By an application filed on 9 January 2012, Mariano Esquitino (Alicante) sought to register the figurative mark “Conguitos” for goods and services in Class 3 (cosmetics, cleaning substances), 14 (jewellery) and 18 (leather goods) of the Nice Classification. Chocolates Lacasa filed an opposition against the EU trade mark application evoking Article 8(5) of the EUTMR protecting marks “with a reputation” against filings of identical or similar marks by third parties where the new mark takes unfair advantage of, or can be detrimental to the reputation of the earlier mark. They claimed that the applicant was taking unfair advantage of the reputation of the earlier trade mark registered for goods in Class 30 (confectionery and chocolates, in particular, chocolate-coated peanuts). The Opposition Division rejected the opposition in its entirety. On 31 March 2021, Chocolates Lacasa appealed this decision within the EUIPO.

The Fifth Board of Appeal of the EUIPO also dismissed the appeal. It stated while the previous mark did have a reputation, it was limited to chocolate-coated peanuts. Therefore, it was not an exceptional renown that would lead the relevant public to establish a mental link between the conflicting marks for such different products.

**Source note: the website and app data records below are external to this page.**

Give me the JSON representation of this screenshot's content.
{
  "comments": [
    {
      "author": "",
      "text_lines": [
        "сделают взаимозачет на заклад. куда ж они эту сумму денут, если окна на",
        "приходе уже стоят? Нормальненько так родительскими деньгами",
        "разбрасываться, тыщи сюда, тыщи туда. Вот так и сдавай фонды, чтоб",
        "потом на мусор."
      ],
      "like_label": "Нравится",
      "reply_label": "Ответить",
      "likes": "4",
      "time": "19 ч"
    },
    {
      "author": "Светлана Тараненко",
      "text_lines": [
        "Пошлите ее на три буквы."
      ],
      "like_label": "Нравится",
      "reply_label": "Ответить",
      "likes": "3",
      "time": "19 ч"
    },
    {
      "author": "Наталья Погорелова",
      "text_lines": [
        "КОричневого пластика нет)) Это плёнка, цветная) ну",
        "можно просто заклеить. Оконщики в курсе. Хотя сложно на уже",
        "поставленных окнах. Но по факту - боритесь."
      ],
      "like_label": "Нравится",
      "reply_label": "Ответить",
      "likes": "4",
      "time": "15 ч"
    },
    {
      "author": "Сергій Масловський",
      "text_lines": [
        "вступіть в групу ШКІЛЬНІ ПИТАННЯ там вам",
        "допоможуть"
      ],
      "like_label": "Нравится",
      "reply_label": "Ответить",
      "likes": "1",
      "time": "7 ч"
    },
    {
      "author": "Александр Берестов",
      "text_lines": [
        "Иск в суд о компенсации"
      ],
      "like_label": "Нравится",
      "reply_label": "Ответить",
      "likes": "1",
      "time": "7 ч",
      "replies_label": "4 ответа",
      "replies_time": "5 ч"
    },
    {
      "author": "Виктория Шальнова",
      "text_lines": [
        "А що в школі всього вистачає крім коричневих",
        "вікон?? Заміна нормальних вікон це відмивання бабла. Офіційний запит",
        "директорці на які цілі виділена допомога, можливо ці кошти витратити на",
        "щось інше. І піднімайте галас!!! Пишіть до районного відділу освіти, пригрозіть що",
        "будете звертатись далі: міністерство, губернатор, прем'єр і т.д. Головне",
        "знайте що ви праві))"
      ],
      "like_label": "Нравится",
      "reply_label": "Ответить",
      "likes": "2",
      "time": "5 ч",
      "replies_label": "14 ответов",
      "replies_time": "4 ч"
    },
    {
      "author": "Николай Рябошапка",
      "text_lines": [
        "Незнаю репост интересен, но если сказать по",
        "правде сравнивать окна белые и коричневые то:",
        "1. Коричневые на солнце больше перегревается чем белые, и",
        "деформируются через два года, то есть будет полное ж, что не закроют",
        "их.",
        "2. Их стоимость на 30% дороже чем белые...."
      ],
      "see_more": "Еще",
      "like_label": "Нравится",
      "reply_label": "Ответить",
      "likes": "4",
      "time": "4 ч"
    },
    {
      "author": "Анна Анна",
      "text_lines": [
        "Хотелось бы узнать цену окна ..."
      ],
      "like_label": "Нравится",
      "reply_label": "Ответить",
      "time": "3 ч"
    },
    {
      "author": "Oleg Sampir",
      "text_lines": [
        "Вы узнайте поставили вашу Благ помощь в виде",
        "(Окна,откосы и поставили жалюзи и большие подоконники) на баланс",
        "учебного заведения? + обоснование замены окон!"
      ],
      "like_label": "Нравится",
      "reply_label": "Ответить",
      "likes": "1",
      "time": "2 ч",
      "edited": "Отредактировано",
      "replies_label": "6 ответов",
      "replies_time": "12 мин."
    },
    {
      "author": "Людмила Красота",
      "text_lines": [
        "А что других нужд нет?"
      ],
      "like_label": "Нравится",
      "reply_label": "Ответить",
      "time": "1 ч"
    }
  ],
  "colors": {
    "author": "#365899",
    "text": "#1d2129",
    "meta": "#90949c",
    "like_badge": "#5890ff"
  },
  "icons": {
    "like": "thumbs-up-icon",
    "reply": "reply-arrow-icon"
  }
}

On 7 June 2022, Chocolates Lacasa (“the appellant”) lodged an appeal before the General Court seeking the annulment of this decision and a declaration of invalidity of the contested mark for classes 3, 14 and 18, evoking Article 8(5) of the EUTMR.

In particular, the appellant submitted that the Board of Appeal failed to consider the “degree of similarity, very close to identity” between the signs and the distinctive character of the earlier mark. Moreover, it argued that the points of sale of the two products coincided and that the contested mark had taken unfair advantage of the reputation or distinctive character of the earlier mark.

The General Court argued that the Board of Appeal was right to find that the goods in question were dissimilar. Indeed, by their nature, purpose, method of use and distribution channels, chocolate-coated peanuts differ from the goods in Classes 3, 14 and 18 of the contested mark and are neither complementary nor in competition with each other. Furthermore, it stated that the Board of Appeal did consider the degree of similarity of the signs, but it was highly unlikely that the public would establish a mental link between the conflicting marks and attribute the same origin to them as the goods are so dissimilar, even though they may be sold in the same shops.

Regarding the reputation of the previous mark, the General Court considered that the appellant did not show that its mark enjoyed a reputation that could be extended to the public of the contested mark, nor that the positive qualities in respect of chocolate-coated peanuts could be transferred to goods of the contested mark, such as cleaning preparations in Class 3 or jewellery in Class 4.

Finally, the Court recalled that, according to the case-law, in order to benefit from the protection provided for in Article 8(5) of EUTMR, the proprietor of the earlier mark must prove that the use of the mark applied for would take unfair advantage of it and would be detrimental to them. The existence of an unfair advantage gained from the reputation of an earlier mark results from the fact that a third party uses a mark similar to the earlier mark and by such use seeks to position itself in the space occupied by the earlier mark in order to benefit from its power of attraction, reputation and prestige.

The General Court concluded that, in the absence of a link between the marks at issue, the use of the mark applied for cannot take unfair advantage of, or be detrimental to, the distinctive character or the repute of the earlier mark. It therefore dismissed the appeal in its entirety.